* [EXERCISE OBJECTIVE] For the word "name", find each line in the entries where it occurs and copy that line.

* [SUPPLIED MATERIAL]
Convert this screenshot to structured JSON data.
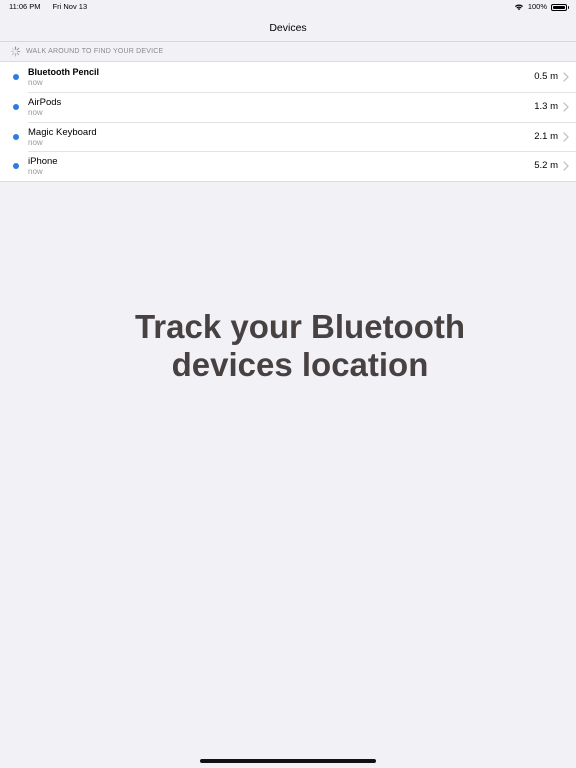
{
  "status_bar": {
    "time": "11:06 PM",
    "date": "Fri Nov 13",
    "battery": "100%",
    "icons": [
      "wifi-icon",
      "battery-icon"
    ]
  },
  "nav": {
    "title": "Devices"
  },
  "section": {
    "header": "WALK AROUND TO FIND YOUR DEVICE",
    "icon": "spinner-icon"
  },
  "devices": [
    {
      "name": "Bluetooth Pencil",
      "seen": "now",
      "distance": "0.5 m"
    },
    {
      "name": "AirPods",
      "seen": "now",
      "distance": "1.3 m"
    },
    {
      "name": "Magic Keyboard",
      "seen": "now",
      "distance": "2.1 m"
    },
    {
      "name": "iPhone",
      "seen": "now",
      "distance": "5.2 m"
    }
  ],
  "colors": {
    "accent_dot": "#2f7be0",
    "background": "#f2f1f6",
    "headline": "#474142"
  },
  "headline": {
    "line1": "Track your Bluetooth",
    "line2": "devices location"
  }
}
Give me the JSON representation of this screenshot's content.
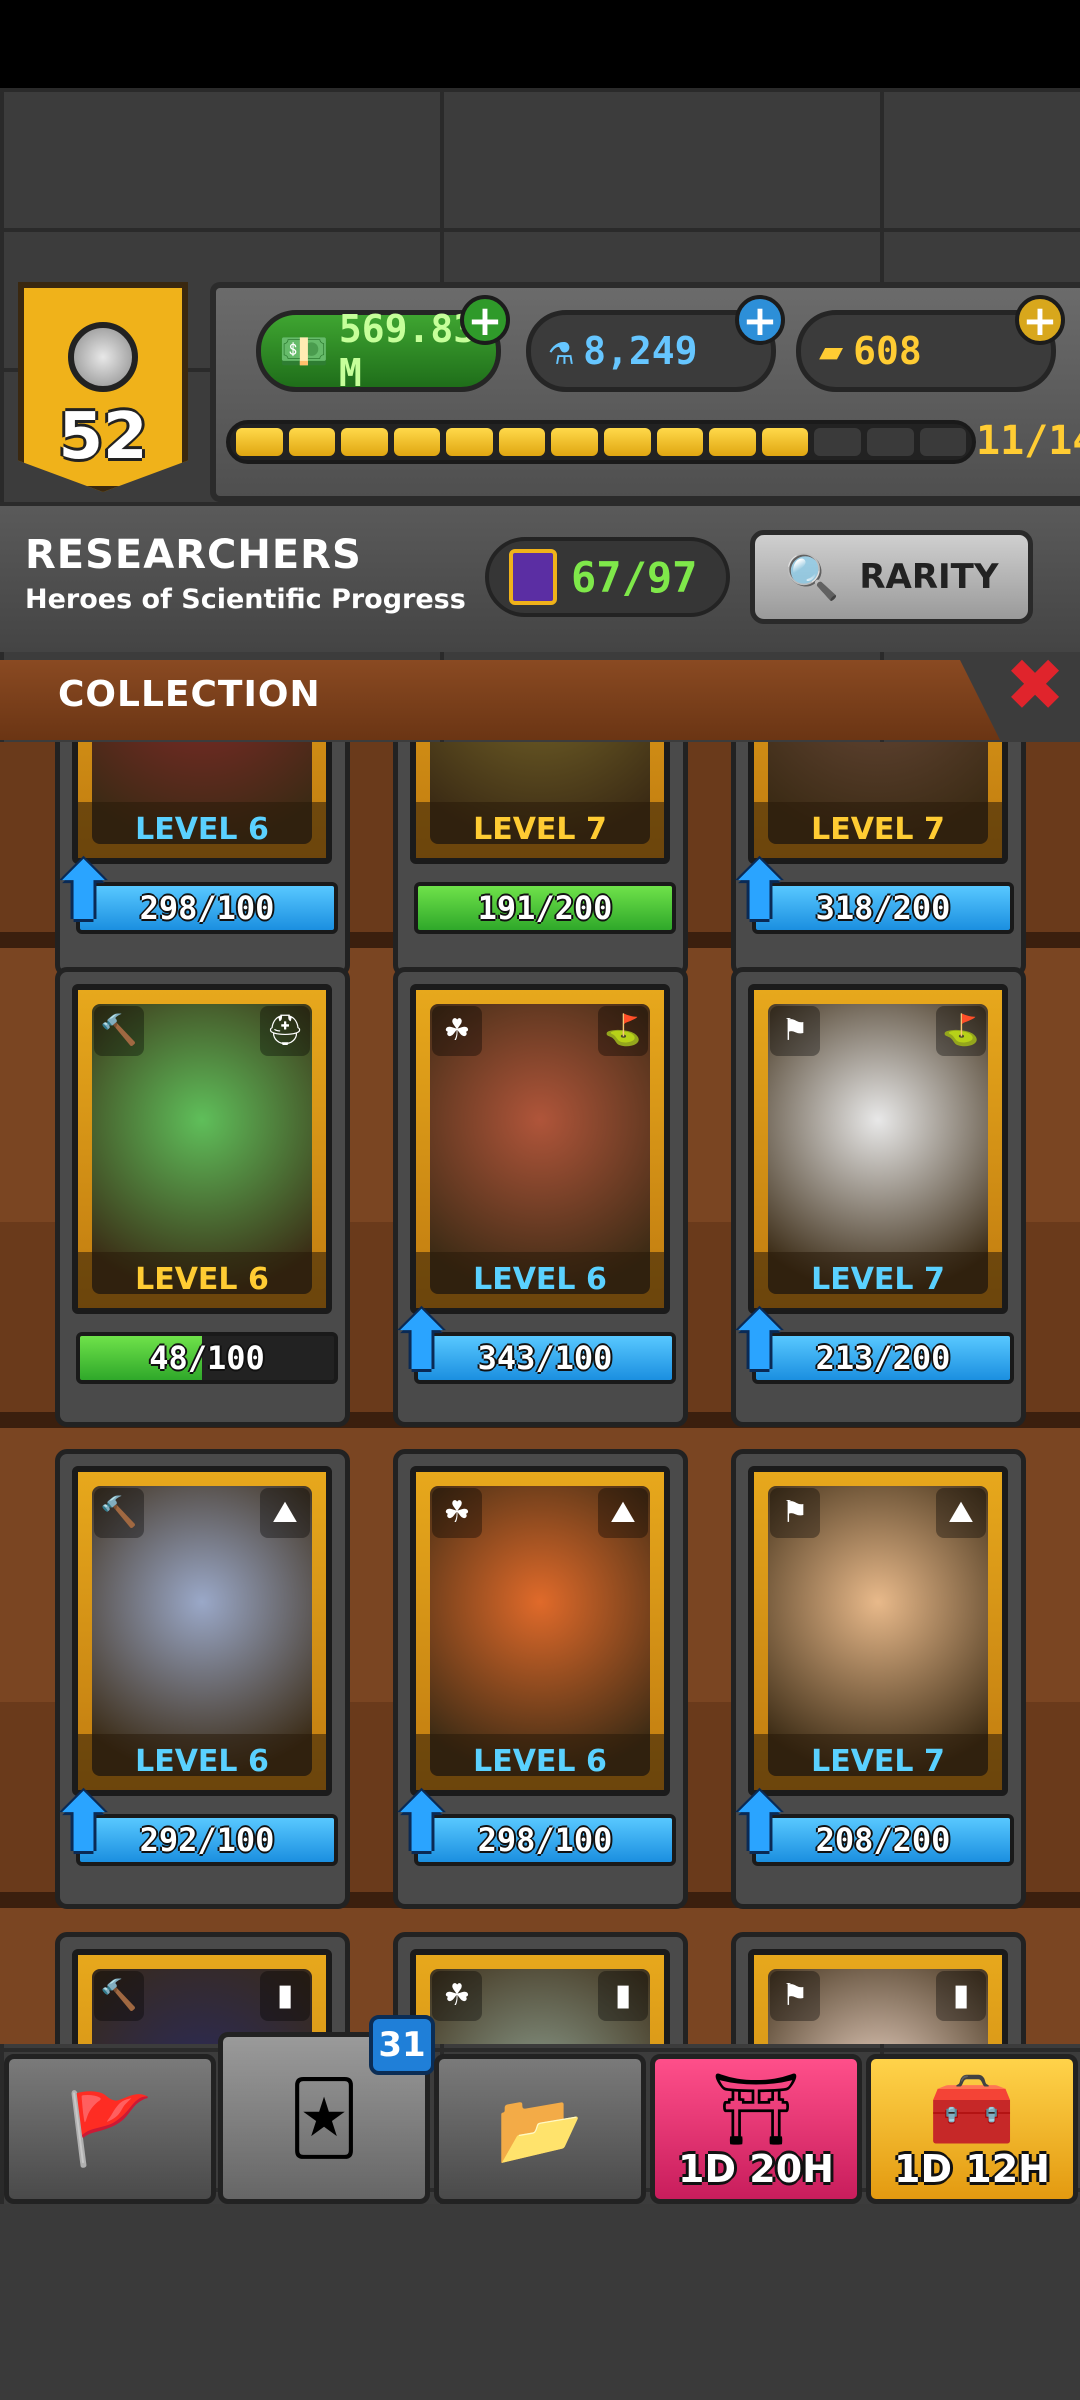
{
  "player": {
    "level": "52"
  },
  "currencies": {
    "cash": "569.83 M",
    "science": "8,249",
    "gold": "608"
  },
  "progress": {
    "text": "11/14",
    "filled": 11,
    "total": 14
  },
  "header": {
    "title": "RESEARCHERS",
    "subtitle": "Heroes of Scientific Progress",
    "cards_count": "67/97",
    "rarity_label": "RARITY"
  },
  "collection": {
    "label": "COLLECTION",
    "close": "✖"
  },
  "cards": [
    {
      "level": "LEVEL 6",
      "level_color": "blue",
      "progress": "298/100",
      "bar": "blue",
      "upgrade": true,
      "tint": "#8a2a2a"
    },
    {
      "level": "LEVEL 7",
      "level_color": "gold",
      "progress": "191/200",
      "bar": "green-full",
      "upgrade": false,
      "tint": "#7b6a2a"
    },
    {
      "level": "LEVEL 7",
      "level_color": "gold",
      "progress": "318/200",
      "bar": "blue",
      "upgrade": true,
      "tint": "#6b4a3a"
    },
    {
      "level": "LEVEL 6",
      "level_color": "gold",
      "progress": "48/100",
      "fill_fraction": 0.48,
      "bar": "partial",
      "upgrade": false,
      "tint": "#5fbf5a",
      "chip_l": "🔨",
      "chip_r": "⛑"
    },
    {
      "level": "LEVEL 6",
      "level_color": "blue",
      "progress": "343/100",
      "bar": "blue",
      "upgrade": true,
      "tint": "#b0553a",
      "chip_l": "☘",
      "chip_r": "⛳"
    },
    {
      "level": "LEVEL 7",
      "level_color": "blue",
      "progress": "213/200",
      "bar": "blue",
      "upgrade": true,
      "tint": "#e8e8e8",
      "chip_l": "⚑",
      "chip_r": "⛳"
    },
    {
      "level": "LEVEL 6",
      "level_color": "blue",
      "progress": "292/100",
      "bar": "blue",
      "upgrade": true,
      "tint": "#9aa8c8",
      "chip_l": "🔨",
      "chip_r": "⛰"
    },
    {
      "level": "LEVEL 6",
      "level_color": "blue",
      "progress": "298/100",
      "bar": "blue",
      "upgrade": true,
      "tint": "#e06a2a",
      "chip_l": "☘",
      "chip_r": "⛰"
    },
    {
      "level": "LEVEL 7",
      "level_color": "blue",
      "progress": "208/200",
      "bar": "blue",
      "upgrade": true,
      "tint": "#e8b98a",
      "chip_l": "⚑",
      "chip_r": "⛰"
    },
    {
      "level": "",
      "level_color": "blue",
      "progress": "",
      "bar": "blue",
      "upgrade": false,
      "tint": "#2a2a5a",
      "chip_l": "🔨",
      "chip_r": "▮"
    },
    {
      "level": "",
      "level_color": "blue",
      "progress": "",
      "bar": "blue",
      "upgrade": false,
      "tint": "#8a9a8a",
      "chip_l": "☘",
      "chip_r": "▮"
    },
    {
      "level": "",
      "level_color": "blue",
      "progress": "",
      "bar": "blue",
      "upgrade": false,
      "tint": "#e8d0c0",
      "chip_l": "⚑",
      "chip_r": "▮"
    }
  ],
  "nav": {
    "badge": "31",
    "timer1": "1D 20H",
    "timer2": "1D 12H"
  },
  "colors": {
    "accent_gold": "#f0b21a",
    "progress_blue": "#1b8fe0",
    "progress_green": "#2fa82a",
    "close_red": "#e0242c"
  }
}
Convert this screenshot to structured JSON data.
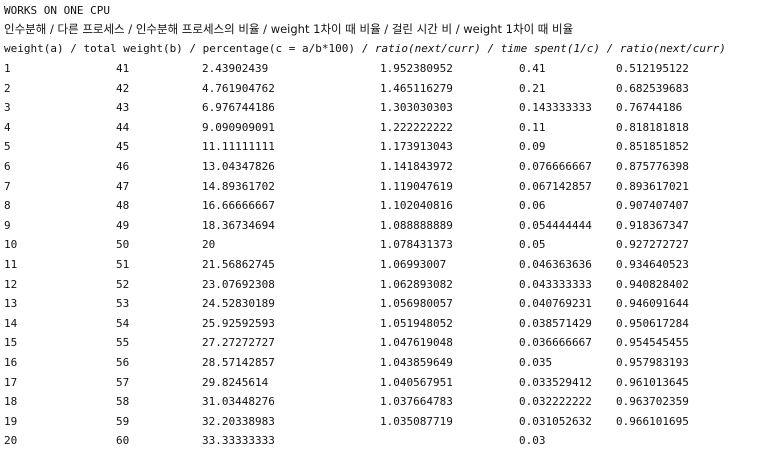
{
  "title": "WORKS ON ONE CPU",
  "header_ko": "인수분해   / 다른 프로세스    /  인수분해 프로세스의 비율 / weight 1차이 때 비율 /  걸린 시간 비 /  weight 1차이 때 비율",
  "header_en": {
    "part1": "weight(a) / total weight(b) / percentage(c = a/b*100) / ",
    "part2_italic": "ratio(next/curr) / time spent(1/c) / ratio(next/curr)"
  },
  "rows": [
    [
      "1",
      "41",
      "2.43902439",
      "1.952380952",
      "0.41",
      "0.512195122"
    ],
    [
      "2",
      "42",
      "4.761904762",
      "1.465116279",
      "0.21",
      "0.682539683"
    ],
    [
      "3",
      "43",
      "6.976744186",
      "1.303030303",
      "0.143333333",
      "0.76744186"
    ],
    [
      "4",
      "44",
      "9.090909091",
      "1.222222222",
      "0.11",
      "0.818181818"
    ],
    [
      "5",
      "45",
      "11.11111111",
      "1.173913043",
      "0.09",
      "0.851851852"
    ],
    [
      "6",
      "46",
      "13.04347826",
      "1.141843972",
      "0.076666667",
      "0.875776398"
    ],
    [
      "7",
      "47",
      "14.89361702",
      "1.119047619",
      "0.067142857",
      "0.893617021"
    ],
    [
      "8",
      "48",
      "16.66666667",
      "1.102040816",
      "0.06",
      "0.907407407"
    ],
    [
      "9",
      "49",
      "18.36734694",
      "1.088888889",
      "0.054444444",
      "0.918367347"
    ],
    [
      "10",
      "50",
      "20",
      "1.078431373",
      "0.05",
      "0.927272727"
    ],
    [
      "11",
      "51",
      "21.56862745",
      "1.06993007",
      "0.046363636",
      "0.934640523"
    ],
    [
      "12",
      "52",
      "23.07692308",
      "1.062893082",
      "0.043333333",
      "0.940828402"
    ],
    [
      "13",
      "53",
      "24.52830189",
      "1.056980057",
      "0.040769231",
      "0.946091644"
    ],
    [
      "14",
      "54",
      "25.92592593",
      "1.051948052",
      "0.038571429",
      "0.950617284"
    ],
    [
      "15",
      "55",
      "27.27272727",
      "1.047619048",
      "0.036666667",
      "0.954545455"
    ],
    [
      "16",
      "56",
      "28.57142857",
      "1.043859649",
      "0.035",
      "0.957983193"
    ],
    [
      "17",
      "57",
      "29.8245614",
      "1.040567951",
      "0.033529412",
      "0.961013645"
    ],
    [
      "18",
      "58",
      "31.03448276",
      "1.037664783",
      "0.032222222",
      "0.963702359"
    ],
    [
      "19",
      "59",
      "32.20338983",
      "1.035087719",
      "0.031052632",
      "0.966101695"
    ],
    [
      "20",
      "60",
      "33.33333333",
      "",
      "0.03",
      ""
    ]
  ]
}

* [OUTPUT FOR THIS EXERCISE]
      "name": "Bluetooth Pencil",
      "name": "AirPods",
      "name": "Magic Keyboard",
      "name": "iPhone",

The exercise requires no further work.